[App and web page records]
- - - - - - -
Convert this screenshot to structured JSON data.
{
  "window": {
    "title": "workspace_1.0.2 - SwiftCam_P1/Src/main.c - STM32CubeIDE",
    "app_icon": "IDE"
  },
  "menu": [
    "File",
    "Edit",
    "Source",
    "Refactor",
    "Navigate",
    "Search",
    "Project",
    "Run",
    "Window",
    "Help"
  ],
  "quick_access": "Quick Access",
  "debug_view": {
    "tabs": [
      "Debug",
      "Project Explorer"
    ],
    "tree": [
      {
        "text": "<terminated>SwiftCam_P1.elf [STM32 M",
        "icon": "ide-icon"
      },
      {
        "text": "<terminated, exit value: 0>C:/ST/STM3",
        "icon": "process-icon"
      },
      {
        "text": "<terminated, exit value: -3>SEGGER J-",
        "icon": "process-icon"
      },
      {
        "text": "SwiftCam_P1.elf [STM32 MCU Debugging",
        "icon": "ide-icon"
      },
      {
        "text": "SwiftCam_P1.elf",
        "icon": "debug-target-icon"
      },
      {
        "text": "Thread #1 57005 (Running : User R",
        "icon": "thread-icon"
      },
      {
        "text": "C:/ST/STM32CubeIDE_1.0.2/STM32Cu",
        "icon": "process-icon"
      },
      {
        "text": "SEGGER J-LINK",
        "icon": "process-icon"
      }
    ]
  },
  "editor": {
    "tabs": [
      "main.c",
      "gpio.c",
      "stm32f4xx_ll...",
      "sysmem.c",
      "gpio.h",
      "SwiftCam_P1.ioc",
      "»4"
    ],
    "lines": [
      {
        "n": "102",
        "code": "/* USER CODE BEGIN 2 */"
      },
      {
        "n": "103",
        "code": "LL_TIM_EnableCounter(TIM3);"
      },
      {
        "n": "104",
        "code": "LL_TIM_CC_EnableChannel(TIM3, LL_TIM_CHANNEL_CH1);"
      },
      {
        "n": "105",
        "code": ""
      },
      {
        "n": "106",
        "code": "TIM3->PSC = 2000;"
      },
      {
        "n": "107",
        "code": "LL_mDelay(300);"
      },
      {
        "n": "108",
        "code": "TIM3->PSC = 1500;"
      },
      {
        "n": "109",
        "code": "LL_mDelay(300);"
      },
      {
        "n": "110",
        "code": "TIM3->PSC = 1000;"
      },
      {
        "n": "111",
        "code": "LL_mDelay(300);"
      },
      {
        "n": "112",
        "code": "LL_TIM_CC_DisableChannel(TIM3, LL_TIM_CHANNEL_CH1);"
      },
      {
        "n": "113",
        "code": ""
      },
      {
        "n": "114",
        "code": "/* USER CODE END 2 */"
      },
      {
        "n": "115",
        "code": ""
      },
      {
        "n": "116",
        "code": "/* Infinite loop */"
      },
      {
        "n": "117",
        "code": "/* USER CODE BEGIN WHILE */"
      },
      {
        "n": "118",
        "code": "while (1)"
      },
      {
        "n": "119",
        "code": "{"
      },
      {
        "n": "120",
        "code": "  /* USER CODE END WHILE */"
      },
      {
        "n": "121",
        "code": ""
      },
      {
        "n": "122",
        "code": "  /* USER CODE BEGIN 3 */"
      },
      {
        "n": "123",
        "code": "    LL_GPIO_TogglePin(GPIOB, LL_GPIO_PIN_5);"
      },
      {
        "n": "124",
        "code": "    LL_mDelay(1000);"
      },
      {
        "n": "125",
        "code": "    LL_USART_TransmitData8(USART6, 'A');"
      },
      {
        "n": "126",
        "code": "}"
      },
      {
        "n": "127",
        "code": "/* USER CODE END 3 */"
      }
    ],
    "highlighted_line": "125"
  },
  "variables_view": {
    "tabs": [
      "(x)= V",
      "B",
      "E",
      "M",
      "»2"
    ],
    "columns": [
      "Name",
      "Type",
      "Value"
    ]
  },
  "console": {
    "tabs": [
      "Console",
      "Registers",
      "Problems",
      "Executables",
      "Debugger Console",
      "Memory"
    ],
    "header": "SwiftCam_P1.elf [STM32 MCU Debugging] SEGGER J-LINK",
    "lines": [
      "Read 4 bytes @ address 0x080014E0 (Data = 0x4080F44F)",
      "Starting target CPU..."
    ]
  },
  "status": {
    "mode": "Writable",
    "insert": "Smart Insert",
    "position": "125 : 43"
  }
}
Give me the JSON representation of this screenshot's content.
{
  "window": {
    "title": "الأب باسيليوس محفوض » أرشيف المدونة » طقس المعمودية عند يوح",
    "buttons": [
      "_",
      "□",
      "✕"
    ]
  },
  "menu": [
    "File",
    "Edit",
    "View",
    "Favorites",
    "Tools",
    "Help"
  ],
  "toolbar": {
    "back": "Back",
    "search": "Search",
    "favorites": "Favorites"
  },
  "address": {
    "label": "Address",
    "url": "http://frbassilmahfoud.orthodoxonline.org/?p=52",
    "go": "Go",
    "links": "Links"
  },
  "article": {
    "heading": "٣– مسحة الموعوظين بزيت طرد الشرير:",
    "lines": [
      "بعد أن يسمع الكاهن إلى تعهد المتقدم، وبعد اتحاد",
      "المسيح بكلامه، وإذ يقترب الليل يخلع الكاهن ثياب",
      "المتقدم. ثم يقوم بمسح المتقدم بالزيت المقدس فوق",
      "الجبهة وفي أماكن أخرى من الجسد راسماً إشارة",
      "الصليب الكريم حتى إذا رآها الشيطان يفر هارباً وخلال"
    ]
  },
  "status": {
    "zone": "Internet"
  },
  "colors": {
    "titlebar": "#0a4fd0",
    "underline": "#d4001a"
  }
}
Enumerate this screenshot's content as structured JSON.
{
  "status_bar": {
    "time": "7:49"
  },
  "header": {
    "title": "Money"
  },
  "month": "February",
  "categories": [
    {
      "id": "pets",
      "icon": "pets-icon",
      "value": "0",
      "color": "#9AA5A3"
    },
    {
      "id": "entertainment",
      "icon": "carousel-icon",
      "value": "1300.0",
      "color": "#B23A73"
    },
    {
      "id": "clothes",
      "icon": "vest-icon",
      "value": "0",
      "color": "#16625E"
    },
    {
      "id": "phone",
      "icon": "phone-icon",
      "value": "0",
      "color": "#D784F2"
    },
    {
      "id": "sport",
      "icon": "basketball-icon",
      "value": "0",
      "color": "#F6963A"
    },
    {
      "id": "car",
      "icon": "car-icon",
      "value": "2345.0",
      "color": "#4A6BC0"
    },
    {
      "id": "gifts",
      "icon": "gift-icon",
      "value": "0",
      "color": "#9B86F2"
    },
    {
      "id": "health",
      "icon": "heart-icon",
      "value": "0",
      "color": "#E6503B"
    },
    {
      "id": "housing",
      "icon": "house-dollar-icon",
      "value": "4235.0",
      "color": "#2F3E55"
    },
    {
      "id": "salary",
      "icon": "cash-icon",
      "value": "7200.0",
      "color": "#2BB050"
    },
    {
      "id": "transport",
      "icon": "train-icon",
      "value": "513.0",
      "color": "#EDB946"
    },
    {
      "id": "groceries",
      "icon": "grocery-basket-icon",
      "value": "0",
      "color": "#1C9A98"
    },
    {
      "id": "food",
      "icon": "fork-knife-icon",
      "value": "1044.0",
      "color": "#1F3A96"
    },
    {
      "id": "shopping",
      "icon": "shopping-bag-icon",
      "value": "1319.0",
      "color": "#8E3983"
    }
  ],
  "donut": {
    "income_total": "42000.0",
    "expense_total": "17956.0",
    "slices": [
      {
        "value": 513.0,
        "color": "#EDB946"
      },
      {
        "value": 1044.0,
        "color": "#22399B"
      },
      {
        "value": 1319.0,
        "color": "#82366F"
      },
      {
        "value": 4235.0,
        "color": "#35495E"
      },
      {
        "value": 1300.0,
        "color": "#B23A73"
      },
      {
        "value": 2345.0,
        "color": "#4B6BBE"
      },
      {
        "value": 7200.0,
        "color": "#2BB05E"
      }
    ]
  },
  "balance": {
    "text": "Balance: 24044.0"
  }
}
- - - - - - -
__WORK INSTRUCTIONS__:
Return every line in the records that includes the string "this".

__OUTPUT__:
Convert this screenshot to structured JSON data.
Give me the JSON representation of this screenshot's content.
Enumerate this screenshot's content as structured JSON.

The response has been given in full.